→ **To do**:
Among the records, which lines hold the word "object"? Pick them out.

====== Data for this exercise

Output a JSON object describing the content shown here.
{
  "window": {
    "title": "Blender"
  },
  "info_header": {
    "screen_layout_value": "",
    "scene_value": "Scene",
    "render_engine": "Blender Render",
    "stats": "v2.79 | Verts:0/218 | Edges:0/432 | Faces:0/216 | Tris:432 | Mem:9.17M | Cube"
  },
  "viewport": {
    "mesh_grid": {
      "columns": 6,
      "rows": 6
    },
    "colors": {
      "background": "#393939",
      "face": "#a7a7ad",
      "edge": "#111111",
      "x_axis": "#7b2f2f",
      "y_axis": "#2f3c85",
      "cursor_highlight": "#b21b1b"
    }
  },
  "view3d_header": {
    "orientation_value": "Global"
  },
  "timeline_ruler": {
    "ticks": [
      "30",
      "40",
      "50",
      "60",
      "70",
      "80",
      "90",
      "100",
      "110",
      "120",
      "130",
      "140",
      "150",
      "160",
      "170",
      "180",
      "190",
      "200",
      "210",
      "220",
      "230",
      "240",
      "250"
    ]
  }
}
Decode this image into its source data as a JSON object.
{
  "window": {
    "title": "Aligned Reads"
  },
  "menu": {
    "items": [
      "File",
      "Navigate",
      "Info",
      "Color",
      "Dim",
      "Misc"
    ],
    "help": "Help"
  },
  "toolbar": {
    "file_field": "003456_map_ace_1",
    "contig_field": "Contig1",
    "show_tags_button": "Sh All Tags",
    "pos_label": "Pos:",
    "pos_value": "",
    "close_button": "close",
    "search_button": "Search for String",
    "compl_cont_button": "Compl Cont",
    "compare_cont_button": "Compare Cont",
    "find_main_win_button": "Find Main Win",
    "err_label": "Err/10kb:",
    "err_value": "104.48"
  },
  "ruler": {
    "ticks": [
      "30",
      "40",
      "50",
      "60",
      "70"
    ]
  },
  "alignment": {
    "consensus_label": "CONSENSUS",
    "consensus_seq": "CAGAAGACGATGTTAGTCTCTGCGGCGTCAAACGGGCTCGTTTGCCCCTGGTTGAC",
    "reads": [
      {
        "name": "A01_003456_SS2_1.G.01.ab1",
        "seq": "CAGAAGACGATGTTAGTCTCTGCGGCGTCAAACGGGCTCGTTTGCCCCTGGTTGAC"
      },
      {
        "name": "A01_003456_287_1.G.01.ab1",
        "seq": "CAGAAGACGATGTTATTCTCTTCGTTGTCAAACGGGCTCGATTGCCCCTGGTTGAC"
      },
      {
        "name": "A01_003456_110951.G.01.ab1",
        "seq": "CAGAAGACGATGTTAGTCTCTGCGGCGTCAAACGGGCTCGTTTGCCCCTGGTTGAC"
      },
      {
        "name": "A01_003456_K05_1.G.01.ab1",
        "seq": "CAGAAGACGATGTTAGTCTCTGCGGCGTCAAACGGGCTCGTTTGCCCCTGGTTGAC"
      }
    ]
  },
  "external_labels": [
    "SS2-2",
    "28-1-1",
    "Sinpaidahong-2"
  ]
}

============

→ **Task output**:
Output a JSON object describing the content shown here.
Decode this image into its source data as a JSON object.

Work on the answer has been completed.